One of the big challenges is content rights. Challenges typically arise in markets where rights ownership is unclear and the understanding of inflight rights is lacking, explains Al Awadhi.

“Acquiring music rights, the latest Arabic content and some content in specialist languages like Serbian are especially challenging. We combat this by constantly meeting and educating distributors on the IFE industry, and explaining the difference between theatrical and non-theatrical rights, DRM, exhibition windows and possible revenue that can be generated from inflight exhibition. This conversation also extends to payment walls and pay-per-view revenue models, where the airline is not charged a fee until the guest views a media asset.”

The technical specifications for the IFE systems are mandated by manufacturers, in this case Panasonic and Thales.

“For Etihad, these requirements are taken care of by our content service provider, Global Eagle Entertainment, who encodes audio and video content to required specifications and provides metadata in the format required for the proprietary content management systems of Thales (DCMS) and Panasonic (MMA).”

Thales and Panasonic have different audio and video encoding requirements. Panasonic requires its video files to be encoded at MPEG 4 1.5mbps with 16:9 aspect ratio, and its audio files in mp3 at 128kbps. Thales requires Hollywood movies to be encoded in MPEG 1 at 1.5mbps with an aspect ratio of 4:3 and MPEG 2 in 16:9. All other video content for Thales is encoded in MPEG 1 at 1.5mbps aspect ratio 4:3, while audio files have the same format as Panasonic.

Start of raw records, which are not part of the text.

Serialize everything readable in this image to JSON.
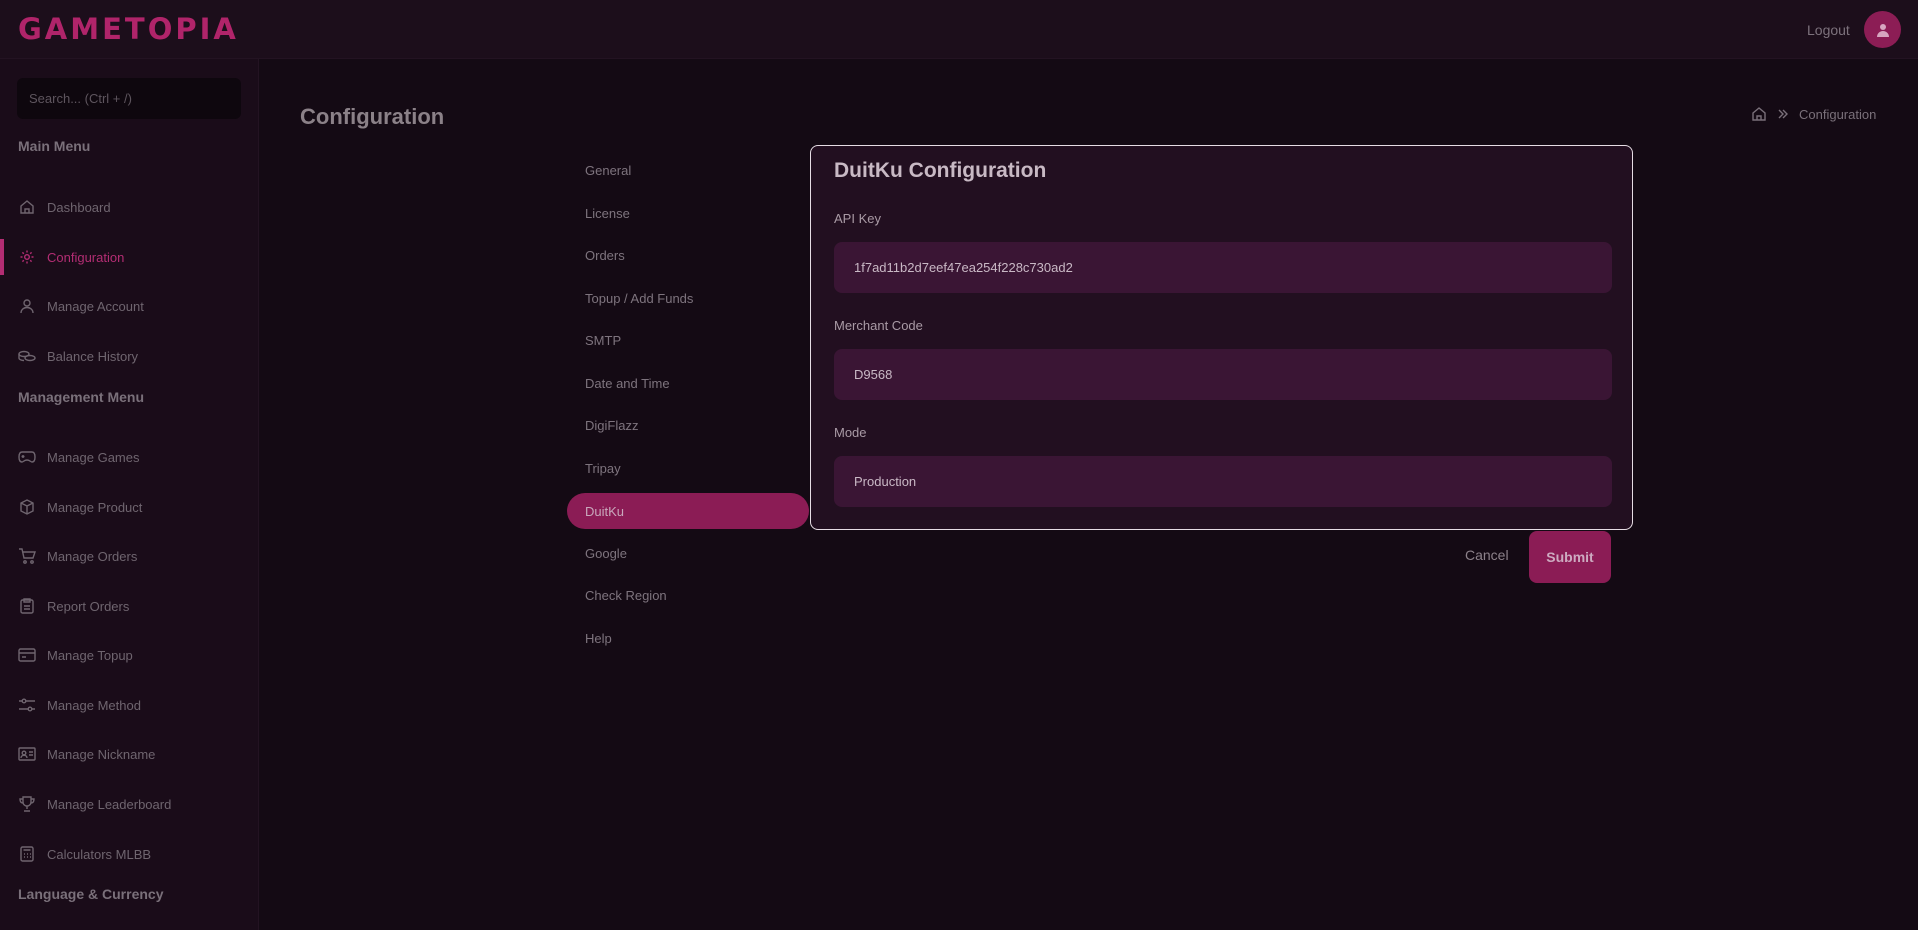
{
  "header": {
    "logo": "GAMETOPIA",
    "logout_label": "Logout",
    "avatar_icon": "user-icon"
  },
  "sidebar": {
    "search_placeholder": "Search... (Ctrl + /)",
    "main_menu_title": "Main Menu",
    "main_items": [
      {
        "label": "Dashboard",
        "icon": "home-icon"
      },
      {
        "label": "Configuration",
        "icon": "gear-icon",
        "active": true
      },
      {
        "label": "Manage Account",
        "icon": "user-icon"
      },
      {
        "label": "Balance History",
        "icon": "coins-icon"
      }
    ],
    "management_menu_title": "Management Menu",
    "management_items": [
      {
        "label": "Manage Games",
        "icon": "gamepad-icon"
      },
      {
        "label": "Manage Product",
        "icon": "box-icon"
      },
      {
        "label": "Manage Orders",
        "icon": "cart-icon"
      },
      {
        "label": "Report Orders",
        "icon": "clipboard-icon"
      },
      {
        "label": "Manage Topup",
        "icon": "card-icon"
      },
      {
        "label": "Manage Method",
        "icon": "sliders-icon"
      },
      {
        "label": "Manage Nickname",
        "icon": "id-card-icon"
      },
      {
        "label": "Manage Leaderboard",
        "icon": "trophy-icon"
      },
      {
        "label": "Calculators MLBB",
        "icon": "calculator-icon"
      }
    ],
    "language_title": "Language & Currency"
  },
  "page": {
    "title": "Configuration",
    "breadcrumb_current": "Configuration"
  },
  "config_menu": [
    {
      "label": "General"
    },
    {
      "label": "License"
    },
    {
      "label": "Orders"
    },
    {
      "label": "Topup / Add Funds"
    },
    {
      "label": "SMTP"
    },
    {
      "label": "Date and Time"
    },
    {
      "label": "DigiFlazz"
    },
    {
      "label": "Tripay"
    },
    {
      "label": "DuitKu",
      "active": true
    },
    {
      "label": "Google"
    },
    {
      "label": "Check Region"
    },
    {
      "label": "Help"
    }
  ],
  "panel": {
    "title": "DuitKu Configuration",
    "fields": [
      {
        "label": "API Key",
        "value": "1f7ad11b2d7eef47ea254f228c730ad2"
      },
      {
        "label": "Merchant Code",
        "value": "D9568"
      },
      {
        "label": "Mode",
        "value": "Production"
      }
    ],
    "cancel_label": "Cancel",
    "submit_label": "Submit"
  },
  "colors": {
    "accent": "#8b1c55",
    "background": "#140a14",
    "sidebar": "#1a0c19"
  }
}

“We don’t currently support Dolby surround sound but are exploring this on future aircraft orders with our suppliers and Dolby,” explains Al Awadhi.
Tech solutions are both hardware and software driven and can be quite complex in aircraft.

“In some cases these are installed on the aircraft during the manufacturing process, and in some cases retrofitted to the aircraft in operation,” explains Al Awadhi.

“Software updates require development and testing in labs simulating the aircraft environment, and once they pass the requisite tests, they are then loaded onto the fleet in Abu Dhabi.”

Like most airlines with IFE, Etihad also sells advertising on its video channels and has some additional advertising inventory after videos on safety and arrival that are shown for general audience consumption or as part of aviation safety regulations.

The airline’s current fleet is equipped with full in-seat IFE. The team, however, is considering streaming content as a potential alternative for its future fleet.

“What we do see in the industry though is that while in-seat IFE continues to be preferable for dual-aisle aircraft operating long-haul flights, streaming IFE solutions are being installed on single-aisle regional fleets, which typically operate shorter flights,” explains Celestino.

“In-seat IFE is where an individual TV monitor and audio jack are made available to the guest either in the armrest or the seat in front. An embedded handset may also be available for the guest to control IFE. IFE is broadcast to these embedded monitors via a complicated IFE backbone from servers in the headend.

“Wireless or streaming IFE relies on an intranet infrastructure (servers and WAPs) to broadcast video and audio files to a guest’s own device – phones, tablets or laptops. For phones and tablets, an app may be required to be downloaded to the guest’s device pre-flight. Laptops may require a plug-in,” she adds.

The Etihad team works towards creating a more pleasant experience for passengers, with the aim of taking away some of the challenges of flying long distances. This is only the beginning of more things to come, promises Celestino.

“We will continue to improve the customer experience. Ultimately, the goal is to continuously evolve towards an IFE platform that can operate in and out of the aircraft, enabling a high degree of personalisation and engagement for the guest throughout their journey, all the way from pre-flight to post-flight,” Celestino concludes.